The architectural competition was organised at the end of 1902, following a programme decided by the Technical Committee of the Executive Committee. The competition had two aims.
One was to draw up a project for the main façade of the Vennes halls, which were supposed to be executed according to a provisional plan drawn up by the Technical Committee.
The other was for the construction of a definitive palace on the Cointe plateau. It should be said straight away that despite its value, the winning project in this second competition was not carried out, as the Committee had subsequently decided to build the permanent palace in the Parc de la Boverie, which was to preserve the memory of the Exhibition.
At the end of March 1903, the jury's decisions were known. Only one prize was awarded for the eventual palace in Cointe.
Of the designs submitted for the main façade of the halls, three were awarded prizes: the design by Mr. Michel de Braey, architect from Antwerp, was ranked first, and that of Mr. François Jacob, from Verviers, second.
Each of the winning projects was distinguished by its picturesque and original qualities. The Executive Committee, following the jury, decided to execute Mr. de Braey's project, which involved an expenditure of one hundred and eighty-five thousand francs.
At that time, in accordance with the Technical Committee's forecasts regarding the surface area and the layout of the halls, the façade had a development of one hundred and eighteen metres on the main façade and one hundred and ninety-seven metres on the side façade, i.e. a general development of three hundred and fifteen metres. However, the Director General of Works considered that the main façade should have a much greater development, so as to completely hide the embankment of the Chemin de fer du Nord, and submitted a preliminary project designed in this sense to the Executive Committee, which adopted it unanimously. This resulted in modifications and extensions to Mr. de Braey's project, so that the facade had four hundred and thirty-nine metres of development divided into three hundred and seventy-five metres of main facade and sixty-four metres of side facade.
The number of secondary pavilions flanking the central motif, which had been two in the original project, had been increased to four; these pavilions were all arranged on the
the great width of the façade.
The portico composing the central motif of the façade was formed by a vast entrance arcade, and an upper lantern crowned with statues of Victories.
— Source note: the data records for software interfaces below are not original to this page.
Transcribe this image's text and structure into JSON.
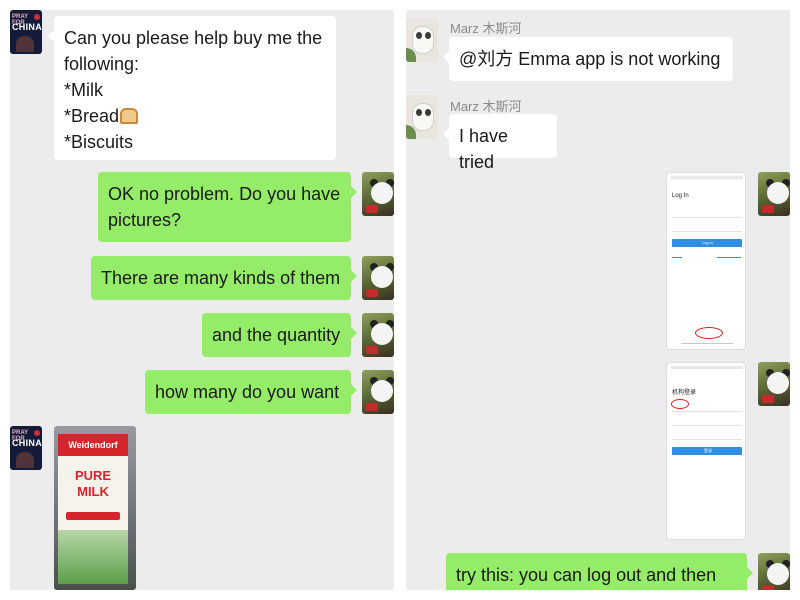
{
  "left_chat": {
    "avatar_china": {
      "tag": "PRAY FOR",
      "name": "CHINA"
    },
    "messages": [
      {
        "lines": [
          "Can you please help buy me the",
          "following:",
          "*Milk",
          "*Bread",
          "*Biscuits"
        ]
      },
      {
        "lines": [
          "OK no problem. Do you have",
          "pictures?"
        ]
      },
      {
        "lines": [
          "There are many kinds of them"
        ]
      },
      {
        "lines": [
          "and the quantity"
        ]
      },
      {
        "lines": [
          "how many do you want"
        ]
      }
    ],
    "milk_photo": {
      "brand": "Weidendorf",
      "product_line1": "PURE",
      "product_line2": "MILK"
    }
  },
  "right_chat": {
    "sender_name": "Marz 木斯河",
    "messages": [
      {
        "text": "@刘方 Emma app is not working"
      },
      {
        "text": "I have tried"
      },
      {
        "text": "try this: you can log out and then"
      }
    ],
    "screenshot_login": {
      "title": "Log In",
      "button": "Log in"
    },
    "screenshot_org": {
      "title": "机构登录",
      "button": "登录"
    }
  }
}
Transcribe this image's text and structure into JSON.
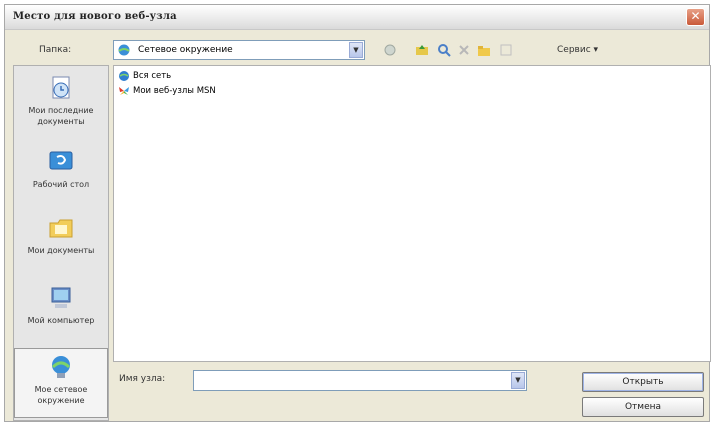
{
  "window": {
    "title": "Место для нового веб-узла",
    "close": "✕"
  },
  "toolbar": {
    "folder_label": "Папка:",
    "location": "Сетевое окружение",
    "dropdown": "▼",
    "service": "Сервис ▾"
  },
  "places": [
    {
      "label": "Мои последние документы",
      "icon": "recent-documents-icon"
    },
    {
      "label": "Рабочий стол",
      "icon": "desktop-icon"
    },
    {
      "label": "Мои документы",
      "icon": "my-documents-icon"
    },
    {
      "label": "Мой компьютер",
      "icon": "my-computer-icon"
    },
    {
      "label": "Мое сетевое окружение",
      "icon": "network-places-icon"
    }
  ],
  "files": [
    {
      "name": "Вся сеть",
      "icon": "entire-network-icon"
    },
    {
      "name": "Мои веб-узлы MSN",
      "icon": "msn-butterfly-icon"
    }
  ],
  "footer": {
    "name_label": "Имя узла:",
    "name_value": "",
    "open": "Открыть",
    "cancel": "Отмена"
  }
}
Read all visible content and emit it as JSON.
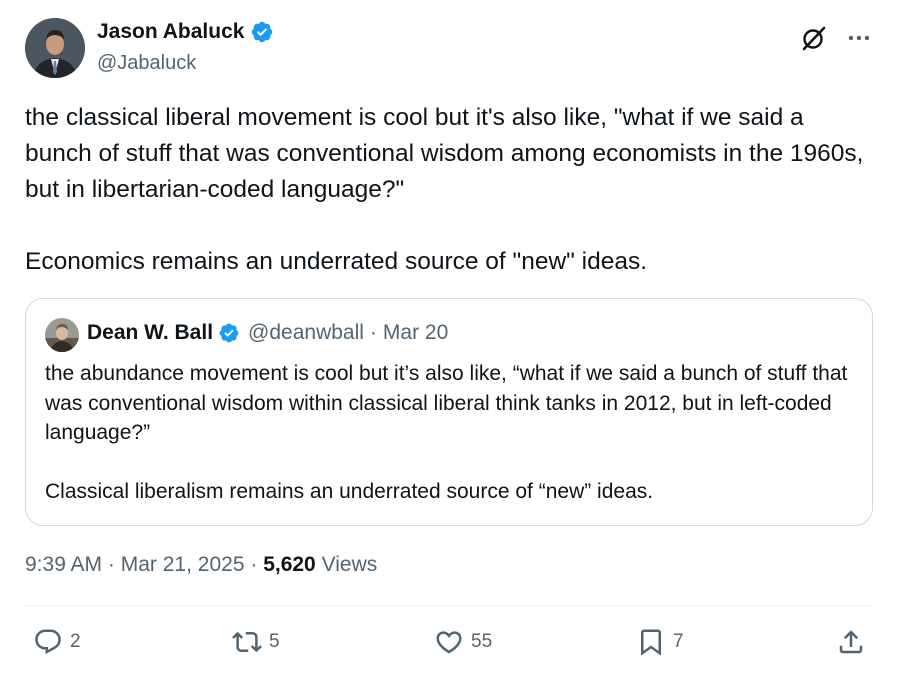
{
  "author": {
    "name": "Jason Abaluck",
    "handle": "@Jabaluck"
  },
  "tweet": {
    "paragraph1": "the classical liberal movement is cool but it's also like, \"what if we said a bunch of stuff that was conventional wisdom among economists in the 1960s, but in libertarian-coded language?\"",
    "paragraph2": "Economics remains an underrated source of \"new\" ideas."
  },
  "quote": {
    "name": "Dean W. Ball",
    "handle": "@deanwball",
    "separator": "·",
    "date": "Mar 20",
    "paragraph1": "the abundance movement is cool but it’s also like, “what if we said a bunch of stuff that was conventional wisdom within classical liberal think tanks in 2012, but in left-coded language?”",
    "paragraph2": "Classical liberalism remains an underrated source of “new” ideas."
  },
  "meta": {
    "time": "9:39 AM",
    "sep1": "·",
    "date": "Mar 21, 2025",
    "sep2": "·",
    "views_count": "5,620",
    "views_label": "Views"
  },
  "actions": {
    "replies": "2",
    "reposts": "5",
    "likes": "55",
    "bookmarks": "7"
  },
  "icons": {
    "verified": "verified-badge-icon",
    "grok": "grok-icon",
    "more": "more-icon",
    "reply": "reply-icon",
    "repost": "repost-icon",
    "like": "like-icon",
    "bookmark": "bookmark-icon",
    "share": "share-icon"
  },
  "colors": {
    "text": "#0f1419",
    "secondary": "#536471",
    "verified": "#1d9bf0",
    "border": "#cfd9de"
  }
}
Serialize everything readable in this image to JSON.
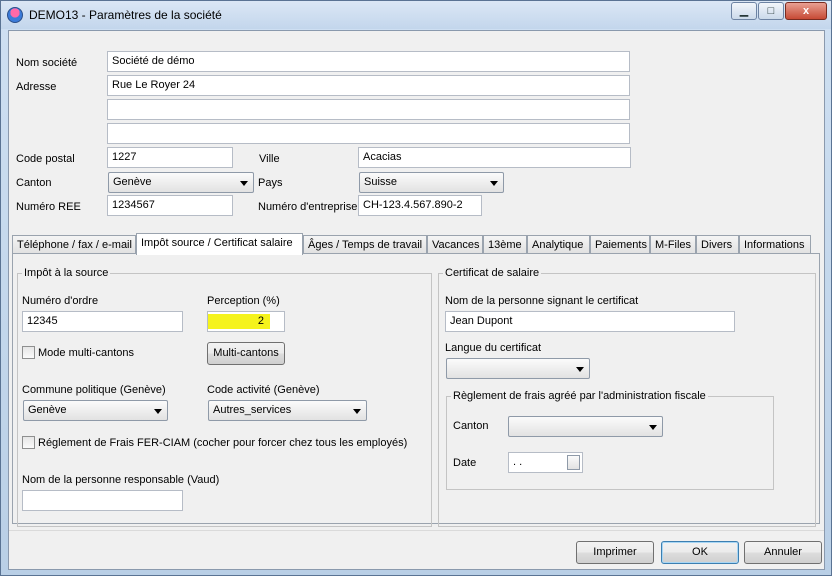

It was fifty-five metres high and thirty metres wide. At the sides of the entrance archway were groups of metal workers and mine workers. At the corners of the façade were pylons on which mascarons represented the Meuse and the Ourthe.
It was Mr de Braey himself who directed the execution of his work.
The construction of the entire facade, in wood and staff on a metal frame, was carried out by the Participation Baume et Marpent and Victor Berteaux et Cie.
The statuary was entrusted to the sculptor Ed. Deckers; the decorative painting was entrusted to Mr. Geo. Elliot. Mr. S. Stynen and Mr. Vermeulen of Antwerp, executed the sculpture of the entire staff of the cladding.
The foundation work was started in August 1904; the assembly of the metal part, started on 1^"" October, was completed the following February.
The decorative staffwork and statuary prepared in the workshop were installed in less than two months, so that on the opening day of the Exhibition, the façade of the halls was completely finished.
©Livre d'Or de l'Exposition Universelle de Liège 1905